“We first make our habits, and then our habits make us.”(John Dryden)
In what seems like a million times and again, Mrs. Elizabeth checked the clock hung on the living room. It was exactly 10:45 PM. She pushed the door to the frontage open and made a recurring pace along the corridor awaiting and searching the darkness for the man she married, her husband. It all came this high in the last 3 years after her husband got fired from office. All he does is get drunk, quarrel with everyone, about almost everything and now he blames her for losing his job.
She and Martins, the man she had found love within close to 15 years, had lived with their 13-year-old daughter, Melisa, in a compound where neighbours enjoy neighbour’s shortcomings like a Super Story. Their courtship and early marriage had been lovely. Where she’d been weak, he had been strong. Where she’d been emotionally or spiritually down, he’d been the one to lean on. Over the years, Elizabeth noted a shift in the relationship. It all started three years after Melisa was born and another baby was not forthcoming. They prayed and they tried to keep their problems under the veil, and never again had to share their concerns about having another baby.

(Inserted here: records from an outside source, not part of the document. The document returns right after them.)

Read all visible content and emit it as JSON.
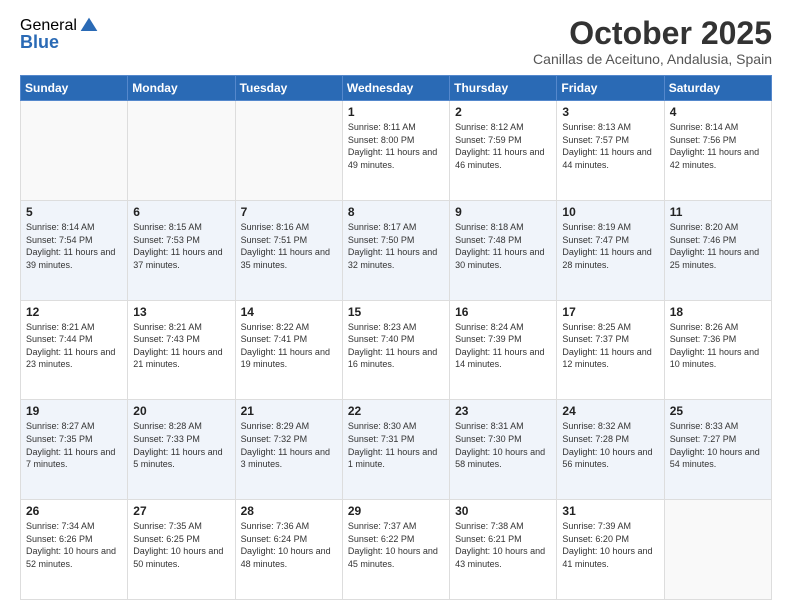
{
  "logo": {
    "general": "General",
    "blue": "Blue"
  },
  "header": {
    "month": "October 2025",
    "location": "Canillas de Aceituno, Andalusia, Spain"
  },
  "weekdays": [
    "Sunday",
    "Monday",
    "Tuesday",
    "Wednesday",
    "Thursday",
    "Friday",
    "Saturday"
  ],
  "weeks": [
    [
      {
        "day": "",
        "info": ""
      },
      {
        "day": "",
        "info": ""
      },
      {
        "day": "",
        "info": ""
      },
      {
        "day": "1",
        "info": "Sunrise: 8:11 AM\nSunset: 8:00 PM\nDaylight: 11 hours and 49 minutes."
      },
      {
        "day": "2",
        "info": "Sunrise: 8:12 AM\nSunset: 7:59 PM\nDaylight: 11 hours and 46 minutes."
      },
      {
        "day": "3",
        "info": "Sunrise: 8:13 AM\nSunset: 7:57 PM\nDaylight: 11 hours and 44 minutes."
      },
      {
        "day": "4",
        "info": "Sunrise: 8:14 AM\nSunset: 7:56 PM\nDaylight: 11 hours and 42 minutes."
      }
    ],
    [
      {
        "day": "5",
        "info": "Sunrise: 8:14 AM\nSunset: 7:54 PM\nDaylight: 11 hours and 39 minutes."
      },
      {
        "day": "6",
        "info": "Sunrise: 8:15 AM\nSunset: 7:53 PM\nDaylight: 11 hours and 37 minutes."
      },
      {
        "day": "7",
        "info": "Sunrise: 8:16 AM\nSunset: 7:51 PM\nDaylight: 11 hours and 35 minutes."
      },
      {
        "day": "8",
        "info": "Sunrise: 8:17 AM\nSunset: 7:50 PM\nDaylight: 11 hours and 32 minutes."
      },
      {
        "day": "9",
        "info": "Sunrise: 8:18 AM\nSunset: 7:48 PM\nDaylight: 11 hours and 30 minutes."
      },
      {
        "day": "10",
        "info": "Sunrise: 8:19 AM\nSunset: 7:47 PM\nDaylight: 11 hours and 28 minutes."
      },
      {
        "day": "11",
        "info": "Sunrise: 8:20 AM\nSunset: 7:46 PM\nDaylight: 11 hours and 25 minutes."
      }
    ],
    [
      {
        "day": "12",
        "info": "Sunrise: 8:21 AM\nSunset: 7:44 PM\nDaylight: 11 hours and 23 minutes."
      },
      {
        "day": "13",
        "info": "Sunrise: 8:21 AM\nSunset: 7:43 PM\nDaylight: 11 hours and 21 minutes."
      },
      {
        "day": "14",
        "info": "Sunrise: 8:22 AM\nSunset: 7:41 PM\nDaylight: 11 hours and 19 minutes."
      },
      {
        "day": "15",
        "info": "Sunrise: 8:23 AM\nSunset: 7:40 PM\nDaylight: 11 hours and 16 minutes."
      },
      {
        "day": "16",
        "info": "Sunrise: 8:24 AM\nSunset: 7:39 PM\nDaylight: 11 hours and 14 minutes."
      },
      {
        "day": "17",
        "info": "Sunrise: 8:25 AM\nSunset: 7:37 PM\nDaylight: 11 hours and 12 minutes."
      },
      {
        "day": "18",
        "info": "Sunrise: 8:26 AM\nSunset: 7:36 PM\nDaylight: 11 hours and 10 minutes."
      }
    ],
    [
      {
        "day": "19",
        "info": "Sunrise: 8:27 AM\nSunset: 7:35 PM\nDaylight: 11 hours and 7 minutes."
      },
      {
        "day": "20",
        "info": "Sunrise: 8:28 AM\nSunset: 7:33 PM\nDaylight: 11 hours and 5 minutes."
      },
      {
        "day": "21",
        "info": "Sunrise: 8:29 AM\nSunset: 7:32 PM\nDaylight: 11 hours and 3 minutes."
      },
      {
        "day": "22",
        "info": "Sunrise: 8:30 AM\nSunset: 7:31 PM\nDaylight: 11 hours and 1 minute."
      },
      {
        "day": "23",
        "info": "Sunrise: 8:31 AM\nSunset: 7:30 PM\nDaylight: 10 hours and 58 minutes."
      },
      {
        "day": "24",
        "info": "Sunrise: 8:32 AM\nSunset: 7:28 PM\nDaylight: 10 hours and 56 minutes."
      },
      {
        "day": "25",
        "info": "Sunrise: 8:33 AM\nSunset: 7:27 PM\nDaylight: 10 hours and 54 minutes."
      }
    ],
    [
      {
        "day": "26",
        "info": "Sunrise: 7:34 AM\nSunset: 6:26 PM\nDaylight: 10 hours and 52 minutes."
      },
      {
        "day": "27",
        "info": "Sunrise: 7:35 AM\nSunset: 6:25 PM\nDaylight: 10 hours and 50 minutes."
      },
      {
        "day": "28",
        "info": "Sunrise: 7:36 AM\nSunset: 6:24 PM\nDaylight: 10 hours and 48 minutes."
      },
      {
        "day": "29",
        "info": "Sunrise: 7:37 AM\nSunset: 6:22 PM\nDaylight: 10 hours and 45 minutes."
      },
      {
        "day": "30",
        "info": "Sunrise: 7:38 AM\nSunset: 6:21 PM\nDaylight: 10 hours and 43 minutes."
      },
      {
        "day": "31",
        "info": "Sunrise: 7:39 AM\nSunset: 6:20 PM\nDaylight: 10 hours and 41 minutes."
      },
      {
        "day": "",
        "info": ""
      }
    ]
  ]
}
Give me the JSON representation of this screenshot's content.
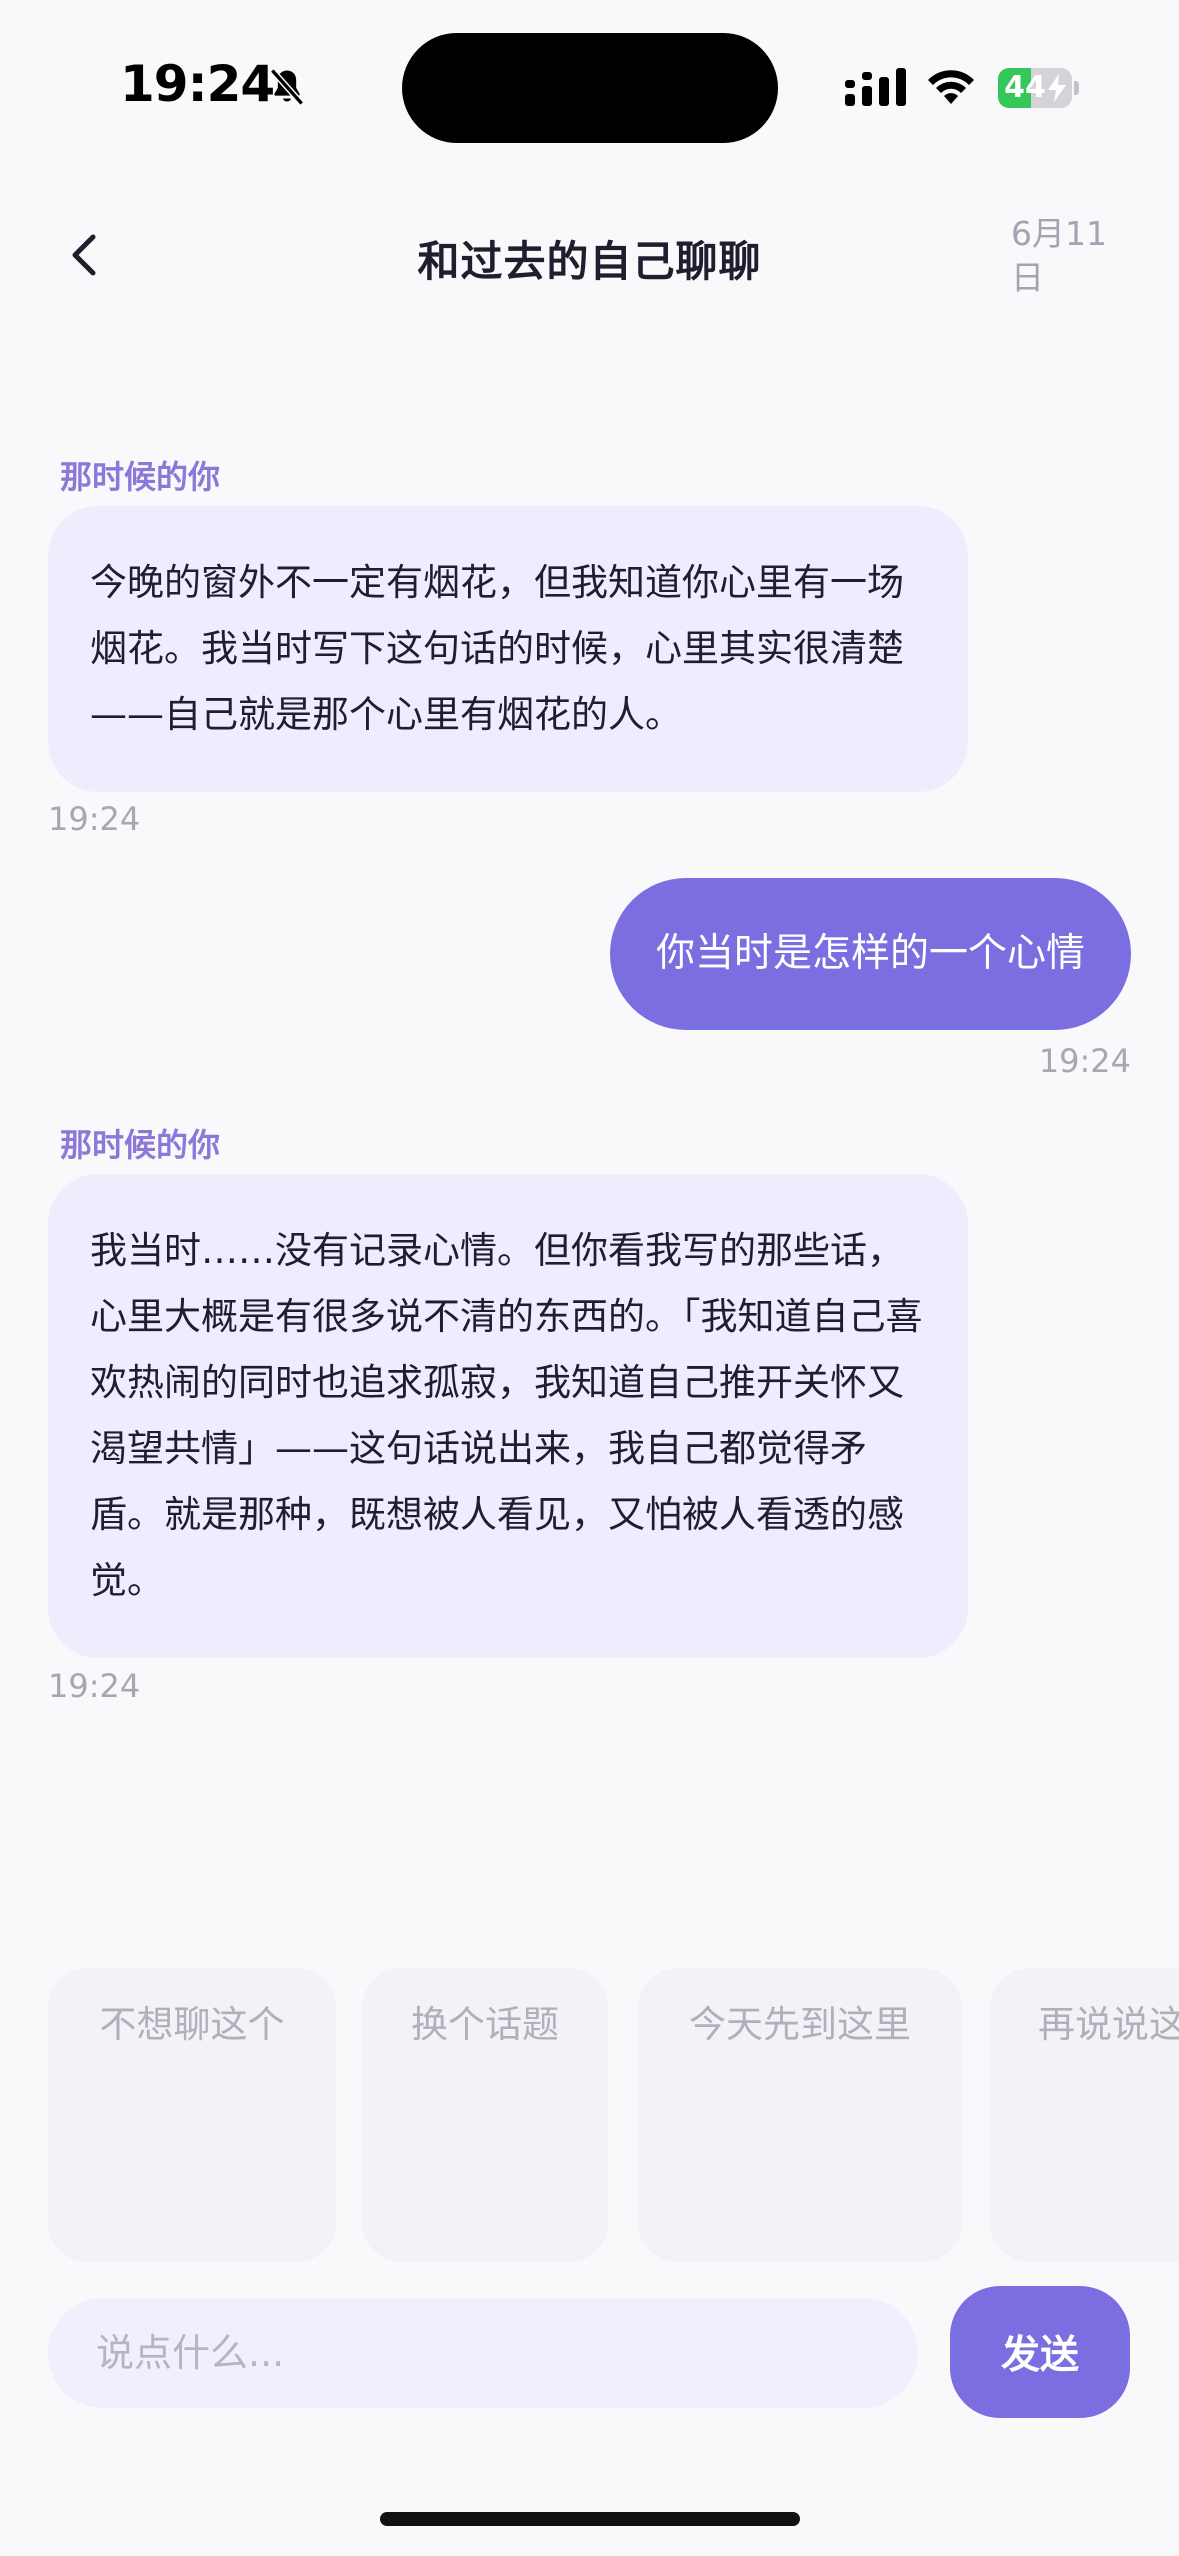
{
  "status_bar": {
    "time": "19:24",
    "battery": "44",
    "battery_level": 0.44,
    "icons": [
      "bell-slash-icon",
      "cellular-signal-icon",
      "wifi-icon",
      "battery-charging-icon"
    ]
  },
  "header": {
    "title": "和过去的自己聊聊",
    "date": "6月11日",
    "back_icon": "chevron-left-icon"
  },
  "messages": [
    {
      "sender": "那时候的你",
      "role": "past-self",
      "text": "今晚的窗外不一定有烟花，但我知道你心里有一场烟花。我当时写下这句话的时候，心里其实很清楚——自己就是那个心里有烟花的人。",
      "time": "19:24"
    },
    {
      "role": "user",
      "text": "你当时是怎样的一个心情",
      "time": "19:24"
    },
    {
      "sender": "那时候的你",
      "role": "past-self",
      "text": "我当时……没有记录心情。但你看我写的那些话，心里大概是有很多说不清的东西的。「我知道自己喜欢热闹的同时也追求孤寂，我知道自己推开关怀又渴望共情」——这句话说出来，我自己都觉得矛盾。就是那种，既想被人看见，又怕被人看透的感觉。",
      "time": "19:24"
    }
  ],
  "quick_replies": [
    "不想聊这个",
    "换个话题",
    "今天先到这里",
    "再说说这"
  ],
  "composer": {
    "placeholder": "说点什么...",
    "value": "",
    "send_label": "发送"
  },
  "colors": {
    "accent": "#7b6ee0",
    "ai_bubble": "#efecfd",
    "sender_label": "#8b78d8",
    "background": "#f9f9fc"
  }
}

Subtly and then it became quite pronounced that she could almost decipher it hid in his surging sarcastic tone and temper. She thought maybe it was the stress from his new job or much more the issue of a male child. Whatever it was, she never imagined it coming from the man she married.
From keeping late nights, the habit of drinking, angry words, defence, accusations and then the physical attacks – slap, and the day he pushed her down the stairs.

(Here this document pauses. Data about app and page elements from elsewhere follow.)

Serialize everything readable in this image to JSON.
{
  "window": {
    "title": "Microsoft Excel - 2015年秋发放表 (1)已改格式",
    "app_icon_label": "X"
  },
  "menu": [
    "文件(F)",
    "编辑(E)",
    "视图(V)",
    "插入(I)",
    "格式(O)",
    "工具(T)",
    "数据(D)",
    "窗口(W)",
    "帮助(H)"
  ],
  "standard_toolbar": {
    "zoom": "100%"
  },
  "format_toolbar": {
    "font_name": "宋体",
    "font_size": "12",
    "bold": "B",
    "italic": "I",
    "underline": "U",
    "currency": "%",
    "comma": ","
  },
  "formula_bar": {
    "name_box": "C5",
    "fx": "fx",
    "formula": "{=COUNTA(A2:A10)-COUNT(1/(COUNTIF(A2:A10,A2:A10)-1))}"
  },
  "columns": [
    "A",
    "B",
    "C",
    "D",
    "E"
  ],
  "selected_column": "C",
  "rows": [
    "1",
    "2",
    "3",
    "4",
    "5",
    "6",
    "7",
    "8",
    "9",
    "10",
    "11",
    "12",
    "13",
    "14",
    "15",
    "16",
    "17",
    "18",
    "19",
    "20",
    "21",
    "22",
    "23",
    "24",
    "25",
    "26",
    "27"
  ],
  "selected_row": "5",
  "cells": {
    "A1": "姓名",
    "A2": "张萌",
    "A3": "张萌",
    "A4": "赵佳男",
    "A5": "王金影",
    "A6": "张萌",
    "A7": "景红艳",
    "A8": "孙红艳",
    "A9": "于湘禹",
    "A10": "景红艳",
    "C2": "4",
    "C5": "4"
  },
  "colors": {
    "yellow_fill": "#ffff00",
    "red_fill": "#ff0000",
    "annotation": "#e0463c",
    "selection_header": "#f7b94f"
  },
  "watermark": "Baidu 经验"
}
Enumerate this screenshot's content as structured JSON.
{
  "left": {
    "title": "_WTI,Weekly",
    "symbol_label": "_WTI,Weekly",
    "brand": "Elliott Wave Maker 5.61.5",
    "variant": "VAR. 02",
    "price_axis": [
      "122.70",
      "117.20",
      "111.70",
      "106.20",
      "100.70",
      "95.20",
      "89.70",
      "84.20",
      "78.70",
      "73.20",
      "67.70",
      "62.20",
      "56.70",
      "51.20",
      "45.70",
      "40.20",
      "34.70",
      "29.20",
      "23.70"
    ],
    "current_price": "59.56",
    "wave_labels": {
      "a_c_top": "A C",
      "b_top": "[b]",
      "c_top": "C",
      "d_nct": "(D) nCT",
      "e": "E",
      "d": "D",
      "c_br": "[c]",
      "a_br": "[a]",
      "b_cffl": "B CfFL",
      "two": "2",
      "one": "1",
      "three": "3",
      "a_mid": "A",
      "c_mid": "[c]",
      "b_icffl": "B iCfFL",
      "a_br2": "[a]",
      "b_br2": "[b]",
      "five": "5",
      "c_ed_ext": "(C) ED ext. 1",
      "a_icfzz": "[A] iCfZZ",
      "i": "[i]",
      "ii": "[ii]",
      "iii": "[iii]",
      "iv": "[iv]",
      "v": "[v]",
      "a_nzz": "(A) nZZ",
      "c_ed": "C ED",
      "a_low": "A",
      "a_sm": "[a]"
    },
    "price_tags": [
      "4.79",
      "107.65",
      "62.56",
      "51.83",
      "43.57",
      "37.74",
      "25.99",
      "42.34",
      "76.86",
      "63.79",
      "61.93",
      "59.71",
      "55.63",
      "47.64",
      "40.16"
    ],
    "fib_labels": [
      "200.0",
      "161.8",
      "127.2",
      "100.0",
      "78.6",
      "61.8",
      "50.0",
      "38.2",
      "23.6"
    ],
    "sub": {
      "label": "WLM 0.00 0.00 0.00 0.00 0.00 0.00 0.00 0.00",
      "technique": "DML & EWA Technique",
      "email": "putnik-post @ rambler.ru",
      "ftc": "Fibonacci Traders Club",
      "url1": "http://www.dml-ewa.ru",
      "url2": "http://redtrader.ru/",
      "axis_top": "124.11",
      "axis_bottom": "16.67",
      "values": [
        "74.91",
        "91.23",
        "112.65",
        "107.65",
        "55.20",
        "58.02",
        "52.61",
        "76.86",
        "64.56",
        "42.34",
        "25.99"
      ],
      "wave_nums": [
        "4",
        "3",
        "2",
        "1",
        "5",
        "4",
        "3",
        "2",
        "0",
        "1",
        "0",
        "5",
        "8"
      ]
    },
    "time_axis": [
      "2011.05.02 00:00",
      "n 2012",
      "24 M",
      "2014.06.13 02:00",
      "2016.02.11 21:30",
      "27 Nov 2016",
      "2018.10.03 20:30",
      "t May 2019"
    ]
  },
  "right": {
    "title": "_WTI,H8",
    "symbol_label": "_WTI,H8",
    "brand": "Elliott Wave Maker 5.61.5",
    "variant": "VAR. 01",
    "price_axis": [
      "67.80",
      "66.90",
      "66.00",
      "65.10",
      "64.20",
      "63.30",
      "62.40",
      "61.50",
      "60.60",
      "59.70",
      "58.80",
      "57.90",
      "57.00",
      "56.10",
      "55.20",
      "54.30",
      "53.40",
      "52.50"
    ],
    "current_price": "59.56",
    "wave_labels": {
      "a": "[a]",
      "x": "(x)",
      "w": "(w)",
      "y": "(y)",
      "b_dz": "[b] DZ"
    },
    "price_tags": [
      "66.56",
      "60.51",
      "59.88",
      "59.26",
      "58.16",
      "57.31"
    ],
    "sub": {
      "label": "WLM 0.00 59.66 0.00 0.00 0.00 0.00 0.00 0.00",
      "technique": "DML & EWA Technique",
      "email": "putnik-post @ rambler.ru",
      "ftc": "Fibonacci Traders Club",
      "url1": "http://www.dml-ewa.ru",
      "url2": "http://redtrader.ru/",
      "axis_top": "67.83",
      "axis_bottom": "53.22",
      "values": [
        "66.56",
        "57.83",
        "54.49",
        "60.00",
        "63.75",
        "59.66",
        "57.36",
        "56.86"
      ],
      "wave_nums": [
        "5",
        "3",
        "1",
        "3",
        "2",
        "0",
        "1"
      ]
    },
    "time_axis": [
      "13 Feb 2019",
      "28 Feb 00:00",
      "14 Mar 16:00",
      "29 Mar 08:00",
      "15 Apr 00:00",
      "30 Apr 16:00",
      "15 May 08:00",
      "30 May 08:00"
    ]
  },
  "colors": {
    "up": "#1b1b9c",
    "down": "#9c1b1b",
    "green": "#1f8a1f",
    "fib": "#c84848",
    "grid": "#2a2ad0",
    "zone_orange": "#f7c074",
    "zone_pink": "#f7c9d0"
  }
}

It all gets her weeping every day, every now and then. Was it her fault that she could not have another child for the man she loves; was it her fault that he had refused to understand and got sacked from work? Only God knows why this is happening to them.
When she caught full sight of the garage, she found him in the breeze, leaning forward against the old Volvo car, snoring and talking irrationally.
“I thought you’d given up on me,” Martins said.
She couldn’t say a word at him but to hold him by the hand, tried to help him up and had him over her back, and they staggered towards the doorway.
Now, when a loved one is sick and suffering from a brain invader that has stolen his mind, taken over his self-control and threatened to wreck his whole person and his family’s happiness. What can the family do to effect a cure and get their loved one back to normal?
They hope for a quick fix. Maybe a detox and a good treatment facility will be all it takes. All too often, they end up joining the addict on the merry-go-round of denial, anger, confusion and blame.
“Life is short and we do not have too much time toHenri Amiel – Swiss poet/philosopher
gladden the hearts of those who travel with us;
So, be swift to love and make haste to be Kind
and may the Divine Mystery that is beyond our
ability to know, but who travels with us –
Bless us and keep us in peace.”